→ Goal of the exercise
The answer must be the data, repeated exactly.

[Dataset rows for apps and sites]
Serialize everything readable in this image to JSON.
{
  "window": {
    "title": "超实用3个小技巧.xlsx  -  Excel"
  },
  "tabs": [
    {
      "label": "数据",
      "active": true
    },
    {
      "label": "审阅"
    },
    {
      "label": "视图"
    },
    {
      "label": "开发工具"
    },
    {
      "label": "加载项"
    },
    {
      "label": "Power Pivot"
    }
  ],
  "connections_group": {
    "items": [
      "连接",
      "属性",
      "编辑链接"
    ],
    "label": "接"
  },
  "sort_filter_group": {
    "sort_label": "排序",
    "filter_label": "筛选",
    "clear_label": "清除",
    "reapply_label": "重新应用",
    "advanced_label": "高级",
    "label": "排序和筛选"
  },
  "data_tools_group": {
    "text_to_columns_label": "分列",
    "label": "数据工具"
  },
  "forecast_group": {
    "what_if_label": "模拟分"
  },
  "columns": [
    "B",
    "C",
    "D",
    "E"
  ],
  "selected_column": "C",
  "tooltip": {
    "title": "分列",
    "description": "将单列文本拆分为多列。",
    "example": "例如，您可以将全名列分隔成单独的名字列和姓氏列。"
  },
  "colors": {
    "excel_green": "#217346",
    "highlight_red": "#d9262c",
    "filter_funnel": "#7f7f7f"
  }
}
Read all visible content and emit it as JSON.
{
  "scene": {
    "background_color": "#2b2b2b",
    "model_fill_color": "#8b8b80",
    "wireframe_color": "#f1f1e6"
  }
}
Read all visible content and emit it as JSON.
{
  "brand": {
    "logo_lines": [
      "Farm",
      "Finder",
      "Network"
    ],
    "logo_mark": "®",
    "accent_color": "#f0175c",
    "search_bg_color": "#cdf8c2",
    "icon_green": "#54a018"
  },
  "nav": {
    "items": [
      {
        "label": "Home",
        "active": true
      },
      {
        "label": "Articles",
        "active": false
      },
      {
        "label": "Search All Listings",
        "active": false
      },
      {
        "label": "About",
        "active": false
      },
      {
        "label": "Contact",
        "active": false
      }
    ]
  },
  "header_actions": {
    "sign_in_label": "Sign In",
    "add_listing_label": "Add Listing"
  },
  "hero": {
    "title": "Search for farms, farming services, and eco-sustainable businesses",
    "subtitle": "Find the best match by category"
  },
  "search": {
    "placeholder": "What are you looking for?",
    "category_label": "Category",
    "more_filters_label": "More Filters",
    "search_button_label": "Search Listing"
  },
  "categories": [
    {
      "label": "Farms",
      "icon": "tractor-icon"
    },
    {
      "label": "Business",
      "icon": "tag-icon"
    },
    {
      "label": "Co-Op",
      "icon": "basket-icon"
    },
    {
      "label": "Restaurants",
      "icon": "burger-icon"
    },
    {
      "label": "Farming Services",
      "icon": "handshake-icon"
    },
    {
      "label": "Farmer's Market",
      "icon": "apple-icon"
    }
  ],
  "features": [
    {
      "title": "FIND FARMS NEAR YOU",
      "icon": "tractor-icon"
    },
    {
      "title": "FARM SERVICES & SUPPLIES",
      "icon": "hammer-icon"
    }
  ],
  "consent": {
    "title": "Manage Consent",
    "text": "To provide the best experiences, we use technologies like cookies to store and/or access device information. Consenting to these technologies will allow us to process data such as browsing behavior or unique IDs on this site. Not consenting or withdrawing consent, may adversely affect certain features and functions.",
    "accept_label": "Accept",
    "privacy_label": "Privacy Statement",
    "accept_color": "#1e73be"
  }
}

→ Written answer
Serialize everything readable in this image to JSON.
{
  "window": {
    "title": "超实用3个小技巧.xlsx  -  Excel"
  },
  "tabs": [
    {
      "label": "数据",
      "active": true
    },
    {
      "label": "审阅"
    },
    {
      "label": "视图"
    },
    {
      "label": "开发工具"
    },
    {
      "label": "加载项"
    },
    {
      "label": "Power Pivot"
    }
  ],
  "connections_group": {
    "items": [
      "连接",
      "属性",
      "编辑链接"
    ],
    "label": "接"
  },
  "sort_filter_group": {
    "sort_label": "排序",
    "filter_label": "筛选",
    "clear_label": "清除",
    "reapply_label": "重新应用",
    "advanced_label": "高级",
    "label": "排序和筛选"
  },
  "data_tools_group": {
    "text_to_columns_label": "分列",
    "label": "数据工具"
  },
  "forecast_group": {
    "what_if_label": "模拟分"
  },
  "columns": [
    "B",
    "C",
    "D",
    "E"
  ],
  "selected_column": "C",
  "tooltip": {
    "title": "分列",
    "description": "将单列文本拆分为多列。",
    "example": "例如，您可以将全名列分隔成单独的名字列和姓氏列。"
  },
  "colors": {
    "excel_green": "#217346",
    "highlight_red": "#d9262c",
    "filter_funnel": "#7f7f7f"
  }
}
Read all visible content and emit it as JSON.
{
  "scene": {
    "background_color": "#2b2b2b",
    "model_fill_color": "#8b8b80",
    "wireframe_color": "#f1f1e6"
  }
}
Read all visible content and emit it as JSON.
{
  "brand": {
    "logo_lines": [
      "Farm",
      "Finder",
      "Network"
    ],
    "logo_mark": "®",
    "accent_color": "#f0175c",
    "search_bg_color": "#cdf8c2",
    "icon_green": "#54a018"
  },
  "nav": {
    "items": [
      {
        "label": "Home",
        "active": true
      },
      {
        "label": "Articles",
        "active": false
      },
      {
        "label": "Search All Listings",
        "active": false
      },
      {
        "label": "About",
        "active": false
      },
      {
        "label": "Contact",
        "active": false
      }
    ]
  },
  "header_actions": {
    "sign_in_label": "Sign In",
    "add_listing_label": "Add Listing"
  },
  "hero": {
    "title": "Search for farms, farming services, and eco-sustainable businesses",
    "subtitle": "Find the best match by category"
  },
  "search": {
    "placeholder": "What are you looking for?",
    "category_label": "Category",
    "more_filters_label": "More Filters",
    "search_button_label": "Search Listing"
  },
  "categories": [
    {
      "label": "Farms",
      "icon": "tractor-icon"
    },
    {
      "label": "Business",
      "icon": "tag-icon"
    },
    {
      "label": "Co-Op",
      "icon": "basket-icon"
    },
    {
      "label": "Restaurants",
      "icon": "burger-icon"
    },
    {
      "label": "Farming Services",
      "icon": "handshake-icon"
    },
    {
      "label": "Farmer's Market",
      "icon": "apple-icon"
    }
  ],
  "features": [
    {
      "title": "FIND FARMS NEAR YOU",
      "icon": "tractor-icon"
    },
    {
      "title": "FARM SERVICES & SUPPLIES",
      "icon": "hammer-icon"
    }
  ],
  "consent": {
    "title": "Manage Consent",
    "text": "To provide the best experiences, we use technologies like cookies to store and/or access device information. Consenting to these technologies will allow us to process data such as browsing behavior or unique IDs on this site. Not consenting or withdrawing consent, may adversely affect certain features and functions.",
    "accept_label": "Accept",
    "privacy_label": "Privacy Statement",
    "accept_color": "#1e73be"
  }
}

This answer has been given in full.